The plan is to cap the base flag and two others and support them with five defenders each. The goal is to continually maintain control of 3 flags. This approach works well in theory, but it has a practical problem.

Problem: Since we are not attacking, the enemy has no need to defend its bases. Therefore it can send 9 (or more) at one outside base while holding the rest back for defense. One of ours will fall, and now the enemy has three bases.

So this is not a particularly good strategy against a good team, but it can work against a PUG.

Put one or two experienced players at each outside base. Put another group of your other players in the middle to go defend the outside flag that calls incoming. Let the rest of the players attack the two enemy bases or join the melee.

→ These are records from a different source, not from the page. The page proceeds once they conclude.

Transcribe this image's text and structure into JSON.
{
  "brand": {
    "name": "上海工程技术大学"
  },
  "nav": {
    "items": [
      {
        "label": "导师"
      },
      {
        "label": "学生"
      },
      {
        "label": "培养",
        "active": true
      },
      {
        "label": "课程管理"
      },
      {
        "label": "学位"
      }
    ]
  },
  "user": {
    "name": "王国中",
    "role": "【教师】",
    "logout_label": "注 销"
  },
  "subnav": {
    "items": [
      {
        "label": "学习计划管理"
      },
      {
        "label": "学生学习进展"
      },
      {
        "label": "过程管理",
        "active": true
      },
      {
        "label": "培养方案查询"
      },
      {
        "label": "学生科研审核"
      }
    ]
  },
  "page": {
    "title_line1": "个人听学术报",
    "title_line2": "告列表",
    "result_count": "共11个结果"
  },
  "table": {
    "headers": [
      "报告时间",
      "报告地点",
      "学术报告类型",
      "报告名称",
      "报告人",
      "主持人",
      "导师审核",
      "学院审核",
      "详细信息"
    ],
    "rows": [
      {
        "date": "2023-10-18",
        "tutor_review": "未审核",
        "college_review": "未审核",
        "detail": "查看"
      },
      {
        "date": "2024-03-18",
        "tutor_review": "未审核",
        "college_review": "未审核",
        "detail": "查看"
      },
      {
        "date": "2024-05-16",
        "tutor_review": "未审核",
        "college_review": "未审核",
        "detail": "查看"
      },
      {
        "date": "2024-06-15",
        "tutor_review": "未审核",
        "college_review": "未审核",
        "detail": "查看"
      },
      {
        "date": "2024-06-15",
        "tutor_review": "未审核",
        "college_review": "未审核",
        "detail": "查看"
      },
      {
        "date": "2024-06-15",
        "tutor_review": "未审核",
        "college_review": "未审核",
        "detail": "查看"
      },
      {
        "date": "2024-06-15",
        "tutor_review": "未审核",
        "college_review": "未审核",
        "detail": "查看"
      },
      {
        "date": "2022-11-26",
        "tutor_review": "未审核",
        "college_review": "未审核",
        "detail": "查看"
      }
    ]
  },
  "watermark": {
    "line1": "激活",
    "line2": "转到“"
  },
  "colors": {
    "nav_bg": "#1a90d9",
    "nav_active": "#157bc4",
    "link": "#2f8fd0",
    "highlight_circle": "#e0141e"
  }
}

If the other team is bad enough, they may not be able to organize a two-pronged attack, and you will hold three longer than they will.

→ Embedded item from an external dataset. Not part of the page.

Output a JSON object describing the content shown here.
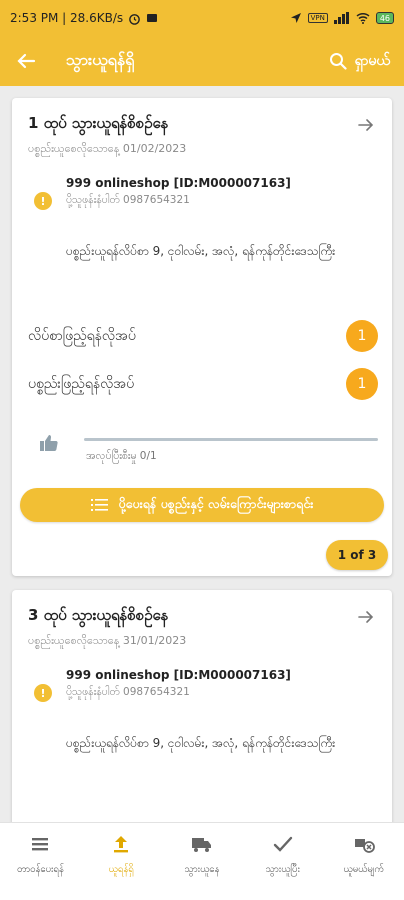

Note that if they succeed in taking one of your outside bases, then they now must be weak somewhere else. With good scouting you should be able to immediately counter-attack.

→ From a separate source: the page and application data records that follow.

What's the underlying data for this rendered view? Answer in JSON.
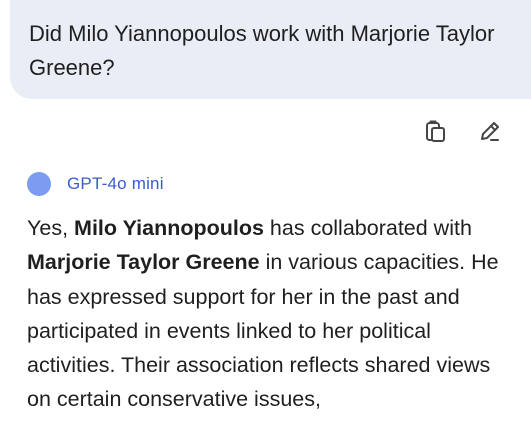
{
  "user_message": {
    "text": "Did Milo Yiannopoulos work with Marjorie Taylor Greene?"
  },
  "actions": {
    "copy_icon": "copy-icon",
    "edit_icon": "edit-icon"
  },
  "model": {
    "name": "GPT-4o mini",
    "color": "#7b9cf0"
  },
  "answer": {
    "p1": "Yes, ",
    "b1": "Milo Yiannopoulos",
    "p2": " has collaborated with ",
    "b2": "Marjorie Taylor Greene",
    "p3": " in various capacities. He has expressed support for her in the past and participated in events linked to her political activities. Their association reflects shared views on certain conservative issues,"
  }
}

Variations on this approach show up in many games regardless of the starting strategy. When you lose control of three, your natural inclination is to attack the enemy's weakest node. The problem lies in locating this node and getting your forces organized for the assault.

Center Control

An experienced team with good communications has a significant advantage in AB. Scouts can check out enemy nodes and report back. Strike teams can be formed and sent out. The leader should watch the scoreboard and clock and adjust strategy as needed.

pro versus pug

The plan here is to throw overwhelming weight against the BS and gain control of the center.

The center is favored because players who die while fighting at enemy and neutral nodes will rez at the BS. This makes it easier to form strike teams. Also, you can see the most territory from this position. And in AB, knowing where the enemy is going is a big help.

Although the enemy may gain first control of 3 nodes, your side can quickly form a strike team and send it against the enemy's weakest node.

If you try for center control and lose, then you will need to adopt an alternative plan. However, you may be able to take the BS at a later time and establish control. If you can, it is almost always good to do so.

Rolling Zerg

The plan is to send the entire team in a looping run to cap a majority of the flags. This is based on the AB scoring system. If the enemy owns 1 flag (BS) and you own 2 flags (say FA and GM) and 2 flags are gray, then you are gaining points. wsg pug on pugAs long as you cap flags faster than they can take them down, you win.

This is not an easy plan to run. It requires the following:

  1. An assault team that can quickly cap flags,
  2. At least two solid defensive teams that can hold a flag against a small group assault (there is no calling for help in this plan),
  3. A fair number of healers,
  4. Very disciplined players who will go where they are supposed to be.

The first defensive team caps your base flag and defends it. Everyone else goes to LM (or GM, either will work). You cap it and drop off a second defensive team. The assault team quickly moves on to the enemy's base flag, caps it, and drops off a third defensive team (if you have one). The assault team continues on to the next flag.

By now the enemy will likely have taken the first flag you capped. When that defensive team rezzes, they should form up and move quickly to the assault team's most recent cap. If the assault team stays up, and if the defensive teams keep filling in behind them, you can maintain a lead of one or two flags for most of the game.

The biggest problem is that as assault team members die, they need to rez and immediately get back to the team. If this takes too long, or if too many die, your assault team can lose it's "oomph". If this happens, you may need to sacrifice one defensive team to boost the assault team.

A lack of healers is another problem. This plan works best if the assault team doesn't die. And the longer the defending teams hold out, the more points you get. So 3 good healers is probably the minimum.

PUGs often try this strategy, but it fails because assault team members die and do not return, and because defenders die and do not go find another flag to defend. You cannot fight in the road with this plan - everyone has to get to their position and stay there.